If finding a free checking account is like spotting a rare bird, then landing on a rewards checking account — one in which the benefits don’t come at too great a cost — is like discovering Sasquatch. Except that such accounts actually exist.
These premium accounts might earn interest and waive ATM fees, but many carry high monthly fees — think $20 or more — unless customers keep their accounts padded with an almost comically high balance.
Still, finding a rewards checking account that doesn’t have steep fees and requirements is possible. Here’s a look at how to qualify for one of these accounts (and whether you should want to).
Rewards checking accounts often come with excellent perks, such as:
- One-time sign-up bonuses between $50 and $200
- High annual percentage yields (often 1% or higher)
- Reimbursements for ATM surcharges
- Airline miles
- Cash back
Many times, the highest APYs are tied to balances at either end of the spectrum: the really low (up to $500) or the really high (over $25,000). Know the requirements involved, including what it takes to waive the monthly fee, in order to get the best deal.
How to qualify for rewards checking
Although the criteria to receive these benefits vary by account, generally there are a few requirements you’ll be asked to meet:
- Make 10 to 15 debit card transactions each month.
- Have at least one direct deposit or one ACH automatic withdrawal clear your account each month.
- Use self-service options, such as electronic statements, online banking, ATM deposits or online bill pay at least once each month.
You may be asked to fulfill all of these requirements, some combination of the three, or different ones altogether (keeping a minimum balance is another popular one). It depends on the account.

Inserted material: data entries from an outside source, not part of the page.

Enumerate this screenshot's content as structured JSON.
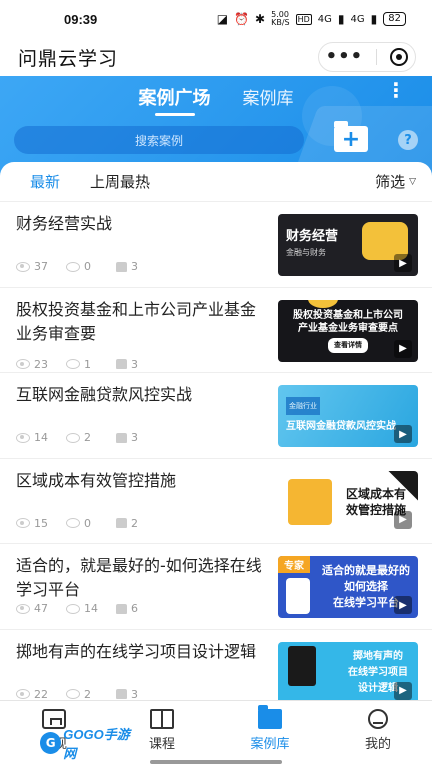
{
  "status_bar": {
    "time": "09:39",
    "net_speed": "5.00\nKB/S",
    "hd_badge": "HD",
    "signal1": "4G",
    "signal2": "4G",
    "battery": "82"
  },
  "app": {
    "title": "问鼎云学习"
  },
  "top_tabs": [
    {
      "label": "案例广场",
      "active": true
    },
    {
      "label": "案例库",
      "active": false
    }
  ],
  "search": {
    "placeholder": "搜索案例"
  },
  "help_label": "?",
  "filter_tabs": [
    {
      "label": "最新",
      "active": true
    },
    {
      "label": "上周最热",
      "active": false
    }
  ],
  "filter_label": "筛选",
  "cases": [
    {
      "title": "财务经营实战",
      "views": "37",
      "comments": "0",
      "likes": "3",
      "cover_text": "财务经营",
      "cover_sub": "金融与财务"
    },
    {
      "title": "股权投资基金和上市公司产业基金业务审查要",
      "views": "23",
      "comments": "1",
      "likes": "3",
      "cover_text": "股权投资基金和上市公司\n产业基金业务审查要点",
      "cover_sub": "查看详情"
    },
    {
      "title": "互联网金融贷款风控实战",
      "views": "14",
      "comments": "2",
      "likes": "3",
      "cover_text": "互联网金融贷款风控实战",
      "cover_sub": "金融行业"
    },
    {
      "title": "区域成本有效管控措施",
      "views": "15",
      "comments": "0",
      "likes": "2",
      "cover_text": "区域成本有\n效管控措施",
      "cover_sub": ""
    },
    {
      "title": "适合的，就是最好的-如何选择在线学习平台",
      "views": "47",
      "comments": "14",
      "likes": "6",
      "cover_text": "适合的就是最好的\n如何选择\n在线学习平台",
      "cover_sub": "专家"
    },
    {
      "title": "掷地有声的在线学习项目设计逻辑",
      "views": "22",
      "comments": "2",
      "likes": "3",
      "cover_text": "掷地有声的\n在线学习项目\n设计逻辑",
      "cover_sub": ""
    }
  ],
  "bottom_nav": [
    {
      "label": "发现",
      "icon": "home-icon",
      "active": false
    },
    {
      "label": "课程",
      "icon": "book-icon",
      "active": false
    },
    {
      "label": "案例库",
      "icon": "folder-icon",
      "active": true
    },
    {
      "label": "我的",
      "icon": "user-icon",
      "active": false
    }
  ],
  "watermark": {
    "logo": "G",
    "text": "GOGO手游网"
  },
  "colors": {
    "accent": "#1a8de8",
    "banner_start": "#3da7f5",
    "banner_end": "#1a8de8"
  }
}
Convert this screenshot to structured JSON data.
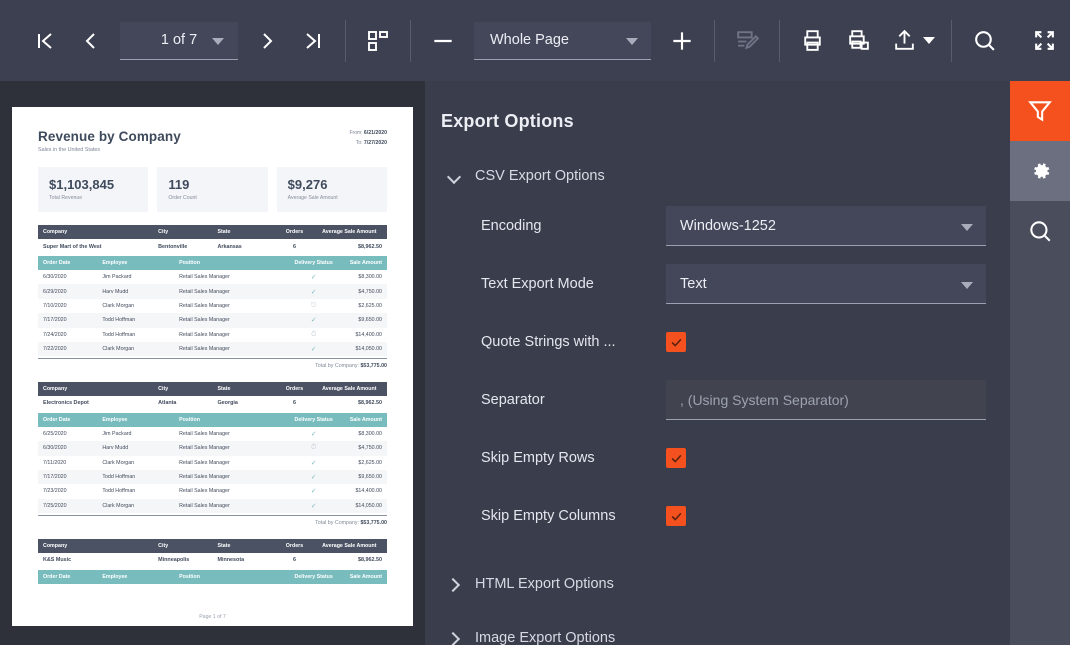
{
  "toolbar": {
    "first_page_label": "first-page",
    "prev_page_label": "previous-page",
    "page_indicator": "1 of 7",
    "next_page_label": "next-page",
    "last_page_label": "last-page",
    "page_layout_label": "page-layout",
    "zoom_out_label": "zoom-out",
    "zoom_level": "Whole Page",
    "zoom_in_label": "zoom-in",
    "edit_label": "edit-document",
    "print_label": "print",
    "print_copies_label": "print-multiple",
    "export_label": "export",
    "export_caret_label": "export-menu",
    "search_label": "search",
    "fullscreen_label": "fullscreen"
  },
  "export_panel": {
    "title": "Export Options",
    "sections": [
      {
        "label": "CSV Export Options",
        "expanded": true
      },
      {
        "label": "HTML Export Options",
        "expanded": false
      },
      {
        "label": "Image Export Options",
        "expanded": false
      }
    ],
    "csv_options": {
      "encoding": {
        "label": "Encoding",
        "value": "Windows-1252",
        "type": "select"
      },
      "text_export_mode": {
        "label": "Text Export Mode",
        "value": "Text",
        "type": "select"
      },
      "quote_strings": {
        "label": "Quote Strings with ...",
        "checked": true,
        "type": "checkbox"
      },
      "separator": {
        "label": "Separator",
        "value": "",
        "placeholder": ", (Using System Separator)",
        "type": "text"
      },
      "skip_empty_rows": {
        "label": "Skip Empty Rows",
        "checked": true,
        "type": "checkbox"
      },
      "skip_empty_columns": {
        "label": "Skip Empty Columns",
        "checked": true,
        "type": "checkbox"
      }
    }
  },
  "rail": {
    "filter_label": "filter-panel",
    "settings_label": "settings-panel",
    "search_label": "search-panel"
  },
  "report": {
    "title": "Revenue by Company",
    "subtitle": "Sales in the United States",
    "from_label": "From:",
    "from_value": "6/21/2020",
    "to_label": "To:",
    "to_value": "7/27/2020",
    "kpis": [
      {
        "value": "$1,103,845",
        "label": "Total Revenue"
      },
      {
        "value": "119",
        "label": "Order Count"
      },
      {
        "value": "$9,276",
        "label": "Average Sale Amount"
      }
    ],
    "company_headers": [
      "Company",
      "City",
      "State",
      "Orders",
      "Average Sale Amount"
    ],
    "detail_headers": [
      "Order Date",
      "Employee",
      "Position",
      "Delivery Status",
      "Sale Amount"
    ],
    "total_label": "Total by Company:",
    "footer": "Page 1 of 7",
    "groups": [
      {
        "company": [
          "Super Mart of the West",
          "Bentonville",
          "Arkansas",
          "6",
          "$8,962.50"
        ],
        "rows": [
          [
            "6/30/2020",
            "Jim Packard",
            "Retail Sales Manager",
            "check",
            "$8,300.00"
          ],
          [
            "6/29/2020",
            "Harv Mudd",
            "Retail Sales Manager",
            "check",
            "$4,750.00"
          ],
          [
            "7/10/2020",
            "Clark Morgan",
            "Retail Sales Manager",
            "truck",
            "$2,625.00"
          ],
          [
            "7/17/2020",
            "Todd Hoffman",
            "Retail Sales Manager",
            "check",
            "$9,650.00"
          ],
          [
            "7/24/2020",
            "Todd Hoffman",
            "Retail Sales Manager",
            "clock",
            "$14,400.00"
          ],
          [
            "7/22/2020",
            "Clark Morgan",
            "Retail Sales Manager",
            "check",
            "$14,050.00"
          ]
        ],
        "total": "$53,775.00"
      },
      {
        "company": [
          "Electronics Depot",
          "Atlanta",
          "Georgia",
          "6",
          "$8,962.50"
        ],
        "rows": [
          [
            "6/25/2020",
            "Jim Packard",
            "Retail Sales Manager",
            "check",
            "$8,300.00"
          ],
          [
            "6/30/2020",
            "Harv Mudd",
            "Retail Sales Manager",
            "clock",
            "$4,750.00"
          ],
          [
            "7/11/2020",
            "Clark Morgan",
            "Retail Sales Manager",
            "check",
            "$2,625.00"
          ],
          [
            "7/17/2020",
            "Todd Hoffman",
            "Retail Sales Manager",
            "check",
            "$9,650.00"
          ],
          [
            "7/23/2020",
            "Todd Hoffman",
            "Retail Sales Manager",
            "check",
            "$14,400.00"
          ],
          [
            "7/25/2020",
            "Clark Morgan",
            "Retail Sales Manager",
            "check",
            "$14,050.00"
          ]
        ],
        "total": "$53,775.00"
      },
      {
        "company": [
          "K&S Music",
          "Minneapolis",
          "Minnesota",
          "6",
          "$8,962.50"
        ],
        "rows": [],
        "total": ""
      }
    ]
  },
  "colors": {
    "toolbar_bg": "#3d4050",
    "doc_bg": "#2e303a",
    "panel_bg": "#3a3d4b",
    "accent": "#f4511e",
    "rail_bg": "#4a4d5c",
    "field_bg": "#44475a",
    "table_header_dark": "#4a5264",
    "table_header_teal": "#79bcbe"
  }
}
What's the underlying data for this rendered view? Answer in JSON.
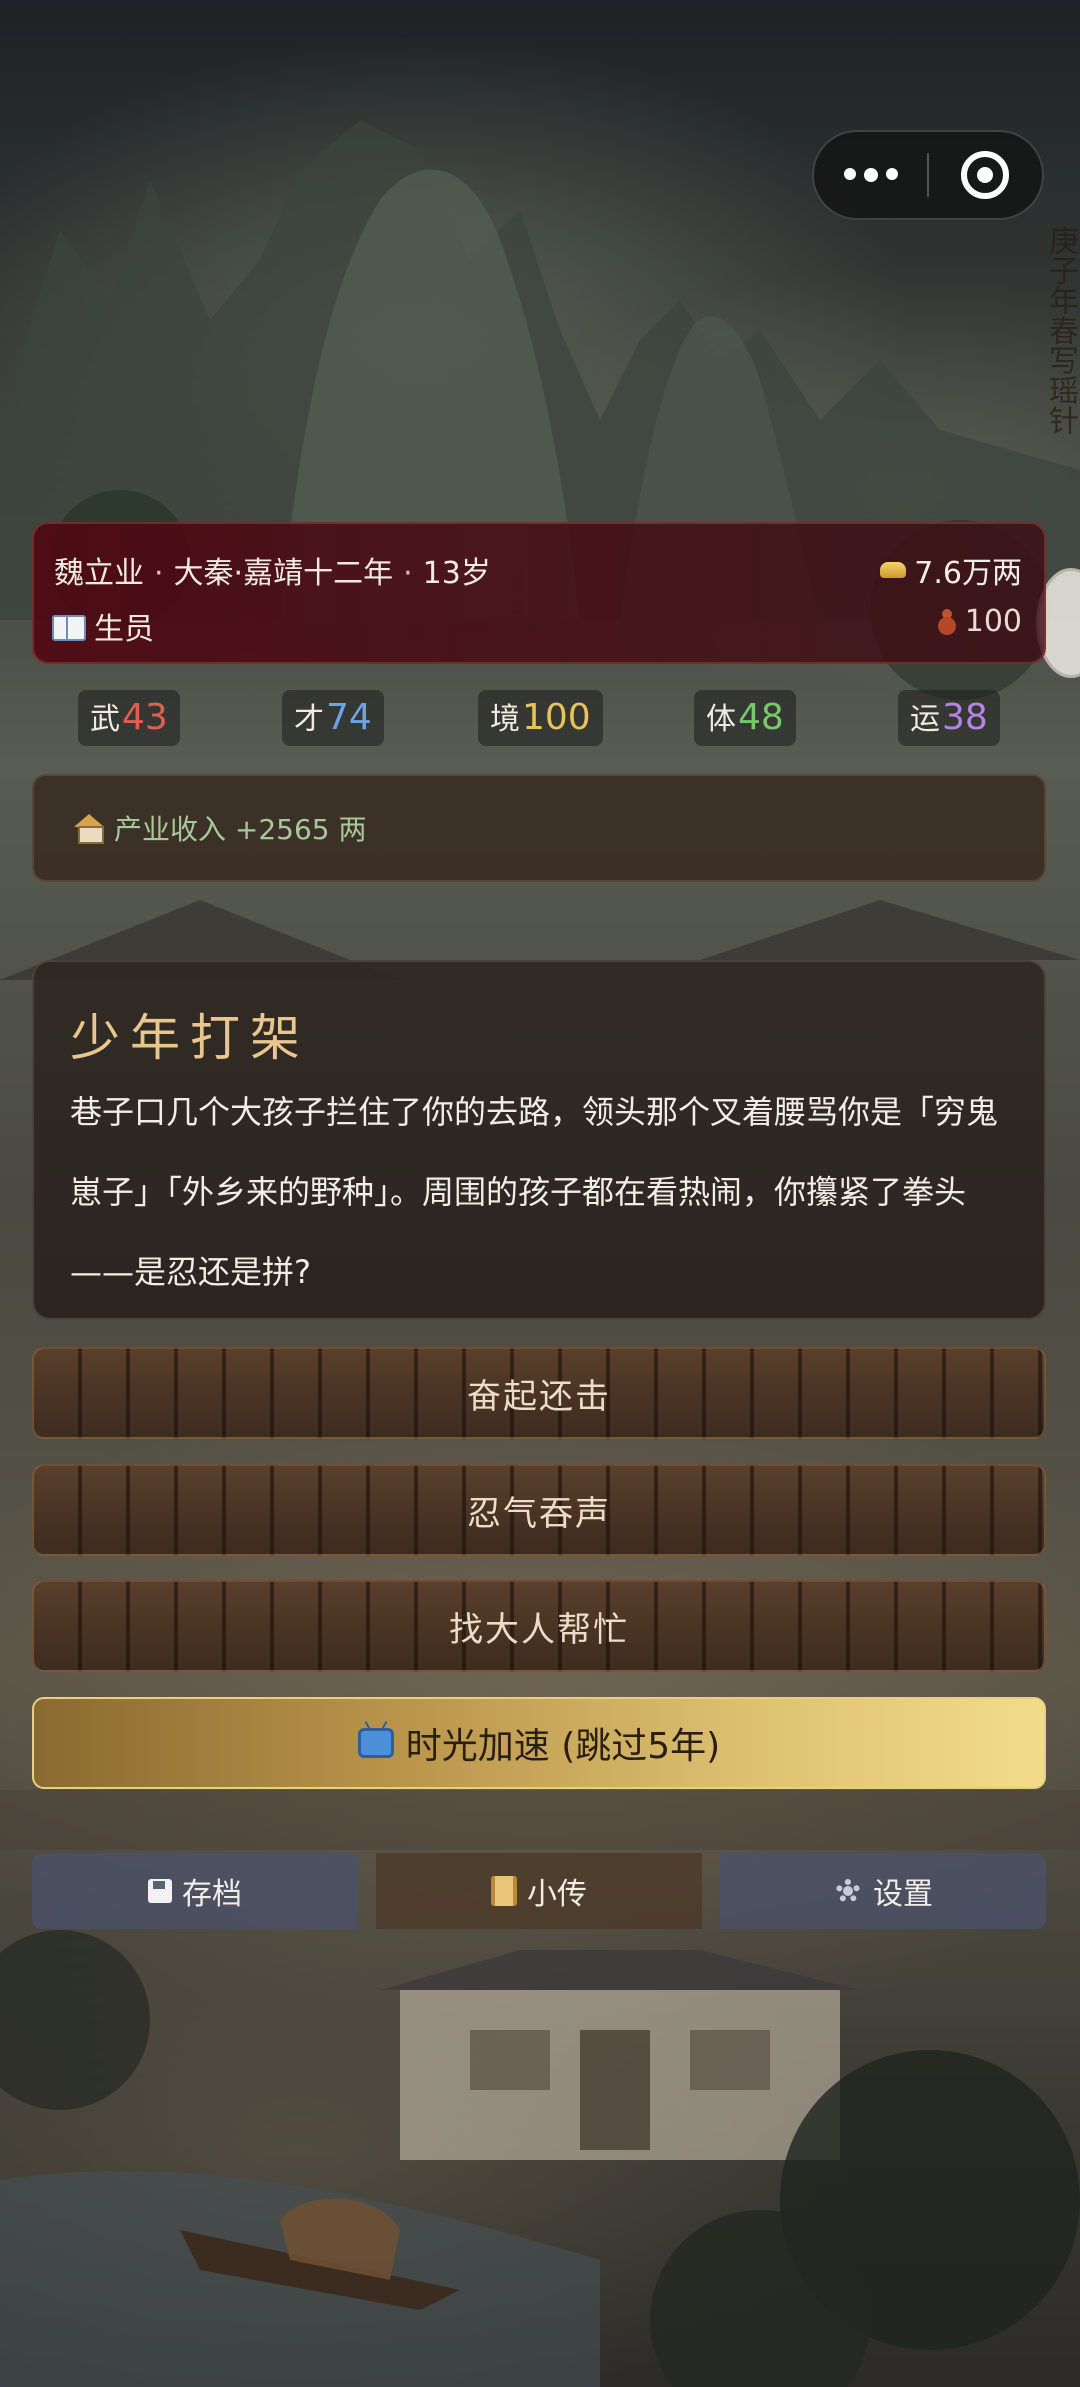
{
  "header": {
    "character_name": "魏立业",
    "era": "大秦·嘉靖十二年",
    "age": "13岁",
    "money": "7.6万两",
    "status": "生员",
    "health": "100",
    "separator": "·"
  },
  "stats": [
    {
      "label": "武",
      "value": "43",
      "color": "#e0604e"
    },
    {
      "label": "才",
      "value": "74",
      "color": "#6aa3e6"
    },
    {
      "label": "境",
      "value": "100",
      "color": "#e8c25a"
    },
    {
      "label": "体",
      "value": "48",
      "color": "#76c96a"
    },
    {
      "label": "运",
      "value": "38",
      "color": "#b383e6"
    }
  ],
  "income": {
    "text": "产业收入 +2565 两"
  },
  "event": {
    "title": "少年打架",
    "body": "巷子口几个大孩子拦住了你的去路，领头那个叉着腰骂你是「穷鬼崽子」「外乡来的野种」。周围的孩子都在看热闹，你攥紧了拳头——是忍还是拼?"
  },
  "choices": [
    {
      "label": "奋起还击"
    },
    {
      "label": "忍气吞声"
    },
    {
      "label": "找大人帮忙"
    }
  ],
  "speed_button": {
    "label": "时光加速 (跳过5年)"
  },
  "toolbar": {
    "save_label": "存档",
    "bio_label": "小传",
    "settings_label": "设置"
  },
  "background_calligraphy": "庚子年春写瑶针",
  "icons": {
    "money": "gold-ingot-icon",
    "status": "book-icon",
    "health": "gourd-icon",
    "income": "house-icon",
    "speed": "tv-icon",
    "save": "floppy-disk-icon",
    "bio": "scroll-icon",
    "settings": "gear-icon"
  }
}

Check to see what those requirements are, and ask whether you could meet them on a regular basis.
» MORE: What is a checking account?
Is a rewards checking account worth it?
If an account truly is free, there isn’t much downside to choosing one that offers rewards as well. Even if you don’t qualify for any of the add-ons, you’ll still be left with a free account. That’s a win in and of itself.
Problems arise, though, if you find yourself straining to meet the monthly requirements to have fees waived. For example, by forcing more debit card transactions than usual, you may end up overstepping your budget and triggering an overdraft. In that case, the interest you’ve earned won’t make up for excessive spending and fees.
Don’t let flashy rewards lure you into signing up for an account that could do more harm than good. That said, there’s nothing wrong with having rewards sway your decision if you’ve narrowed down your search to two accounts that suit your needs. If that’s the case, then by all means go for the one that does more than just store your money.
This post has been updated. It was originally published Oct. 18, 2012.
Image via iStock.